I must admit to feeling a little bad for the parent (often a grandparent) who’s morbidly obese, has an artificial hip, and walks (walks is putting it kindly; it’s more like lumbers) with a cane. I know you want to be a part of your child’s life, but you are clearly in over your head. Witnessing a heart attack is detrimental to children’s mental health, or so it seems to me. Be a part of your child’s life in a more sedentary way, like watching “American Idol” together or playing poker.
The “I Want To Be Back In School” Parent
I know it’s exciting to have a day off work, wear your dirty sneakers, and tramp around in the woods. This does not mean, however, that you are a first grader again. You are an adult. You were adult enough to create a child, so be the adult. It’s incredibly irritating to ask a bunch of first graders a question and have one of the chaperones call out the answer. First of all, we raise our hands to answer a question. Second of all, I WASN’T ASKING YOU! Let the kids answer the questions please. I promise that if you want one, I’ll give you a “Good Job!” sticker anyway.
The “Nature Is Dangerous” Parent
Yes, there are some possibly dangerous things “out there” in the forest. Will you encounter them on your field trip? No. It is very unlikely that we will have a run-in with a venomous snake, a poisonous mushroom, a falling tree, or a rabid raccoon while hiking. Warning your child about these things will just make him jumpy and timid. Relax. I’ve worked as a nature guide for over 10 years and have only lost one or two children that whole time. And we eventually found them.
Yes, there is an abundance of poison ivy in the woods. I point it out to everyone and warn them about it. If your child is inattentive, oppositional, or just stupid enough to walk in and/or touch the poison ivy, he deserves to itch.
Many parents have been brainwashed by the hand sanitizer lobby into believing that the world is crawling with lethal bacteria just waiting to attack them and their vulnerable offspring. They are easily identified by their shrill “Don’t touch that!” shrieks and the extra strength hand sanitizer clipped to their belt buckles. These parents are appalled when they learn that the class will be eating lunch outdoors on picnic tables. They scramble to wipe down and cover any surface that their child’s food may possibly touch. They carry a stash of handi-wipes, which they apply to their child’s hands and face approximately every 3 minutes. I like to cough on these parents and their kids when I’m sick.

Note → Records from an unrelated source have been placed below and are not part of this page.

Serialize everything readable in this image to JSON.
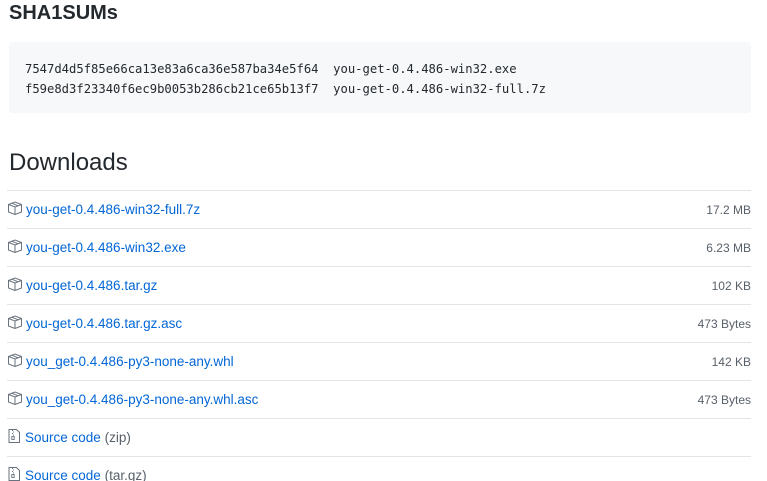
{
  "sha_section": {
    "title": "SHA1SUMs",
    "lines": [
      "7547d4d5f85e66ca13e83a6ca36e587ba34e5f64  you-get-0.4.486-win32.exe",
      "f59e8d3f23340f6ec9b0053b286cb21ce65b13f7  you-get-0.4.486-win32-full.7z"
    ]
  },
  "downloads": {
    "title": "Downloads",
    "assets": [
      {
        "name": "you-get-0.4.486-win32-full.7z",
        "size": "17.2 MB",
        "icon": "package-icon"
      },
      {
        "name": "you-get-0.4.486-win32.exe",
        "size": "6.23 MB",
        "icon": "package-icon"
      },
      {
        "name": "you-get-0.4.486.tar.gz",
        "size": "102 KB",
        "icon": "package-icon"
      },
      {
        "name": "you-get-0.4.486.tar.gz.asc",
        "size": "473 Bytes",
        "icon": "package-icon"
      },
      {
        "name": "you_get-0.4.486-py3-none-any.whl",
        "size": "142 KB",
        "icon": "package-icon"
      },
      {
        "name": "you_get-0.4.486-py3-none-any.whl.asc",
        "size": "473 Bytes",
        "icon": "package-icon"
      }
    ],
    "sources": [
      {
        "label": "Source code",
        "ext": "(zip)",
        "icon": "file-zip-icon"
      },
      {
        "label": "Source code",
        "ext": "(tar.gz)",
        "icon": "file-zip-icon"
      }
    ]
  },
  "colors": {
    "link": "#0366d6",
    "muted": "#586069",
    "border": "#e1e4e8",
    "code_bg": "#f6f8fa"
  }
}
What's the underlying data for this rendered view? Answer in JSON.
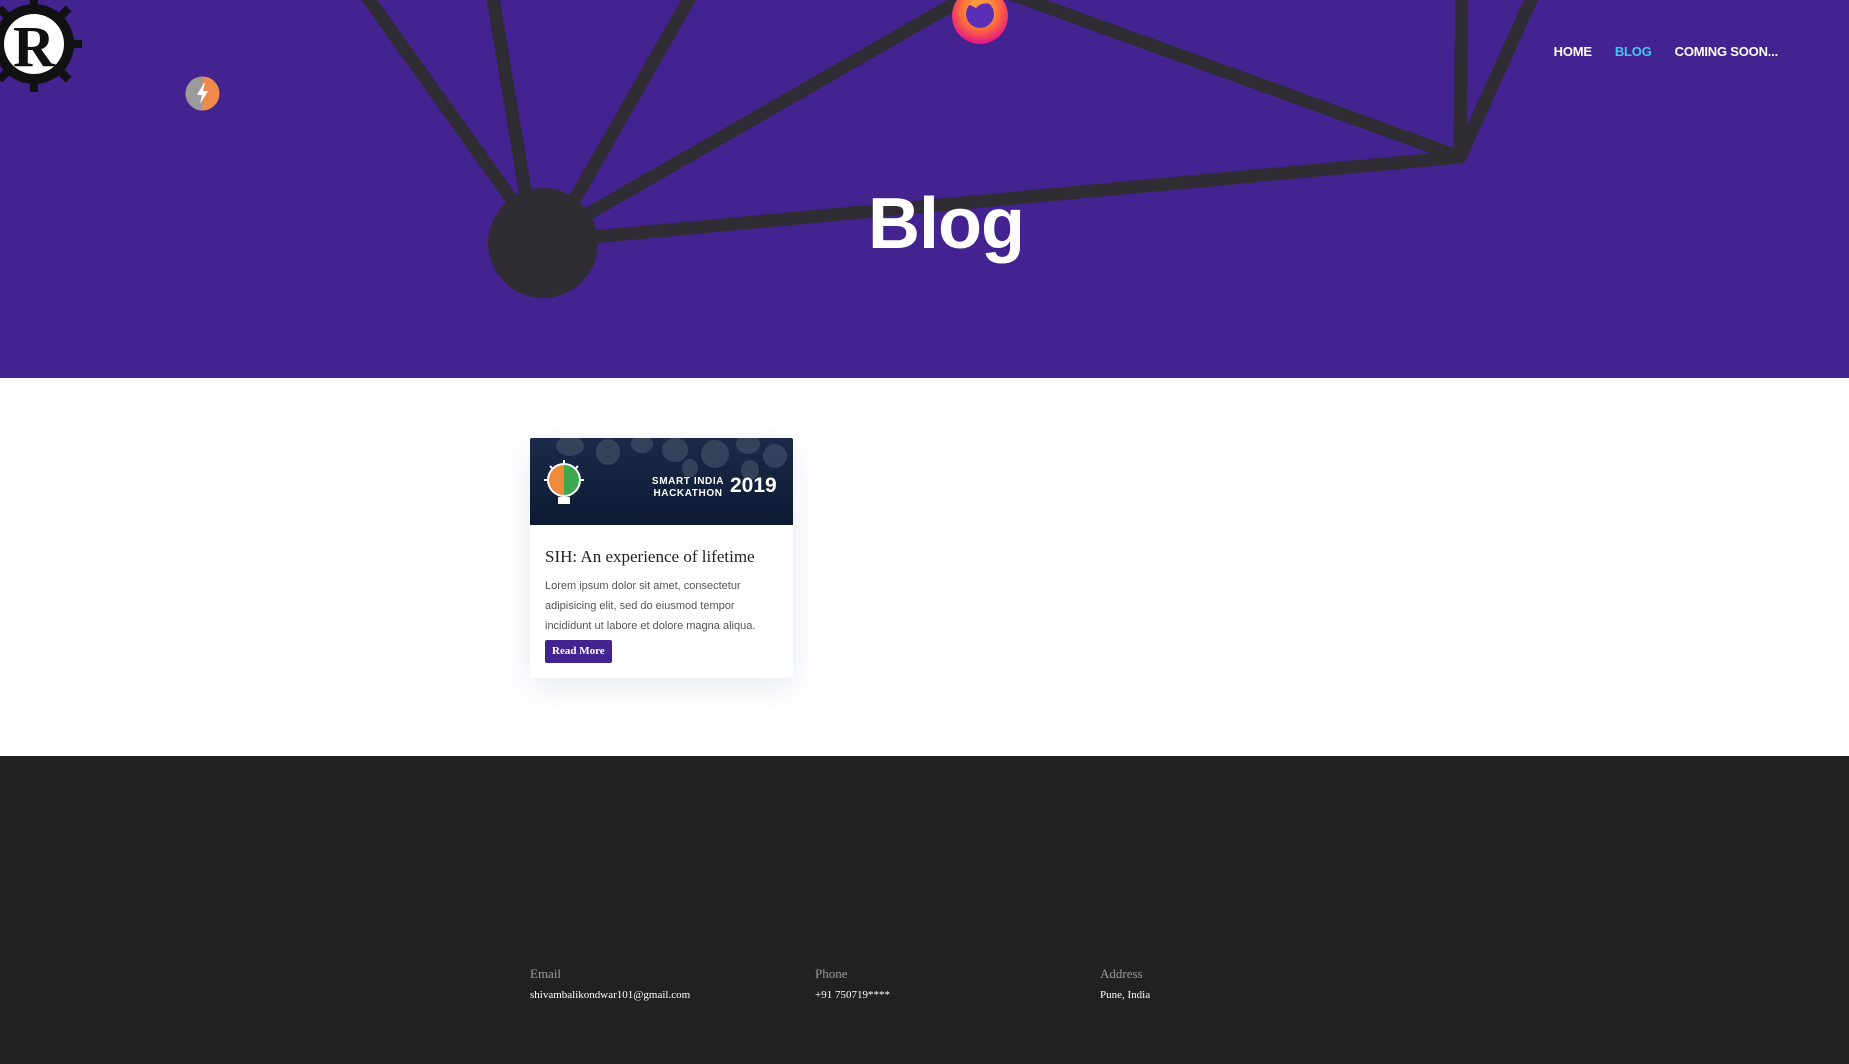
{
  "nav": {
    "items": [
      {
        "label": "HOME"
      },
      {
        "label": "BLOG",
        "active": true
      },
      {
        "label": "COMING SOON..."
      }
    ]
  },
  "hero": {
    "title": "Blog",
    "background_color": "#43238f",
    "icons": [
      "rust-logo-icon",
      "lightning-node-icon",
      "firefox-icon"
    ]
  },
  "blog": {
    "posts": [
      {
        "image": {
          "line1": "SMART INDIA",
          "line2": "HACKATHON",
          "year": "2019"
        },
        "title": "SIH: An experience of lifetime",
        "excerpt": "Lorem ipsum dolor sit amet, consectetur adipisicing elit, sed do eiusmod tempor incididunt ut labore et dolore magna aliqua.",
        "button_label": "Read More"
      }
    ]
  },
  "footer": {
    "email_label": "Email",
    "email_value": "shivambalikondwar101@gmail.com",
    "phone_label": "Phone",
    "phone_value": "+91 750719****",
    "address_label": "Address",
    "address_value": "Pune, India"
  },
  "colors": {
    "accent": "#43238f",
    "nav_active": "#40c8f4",
    "footer_bg": "#212121"
  }
}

Now that you know what type of parent not to be if you decide to chaperone your child’s field trip, you can avoid unnecessarily perturbing the nature center staff. If you recognize your behavior in one of the above descriptors and decide to chaperone your child’s field trip anyway, I know who you are. I don’t like you. And I will write nasty things about you. Consider yourself warned.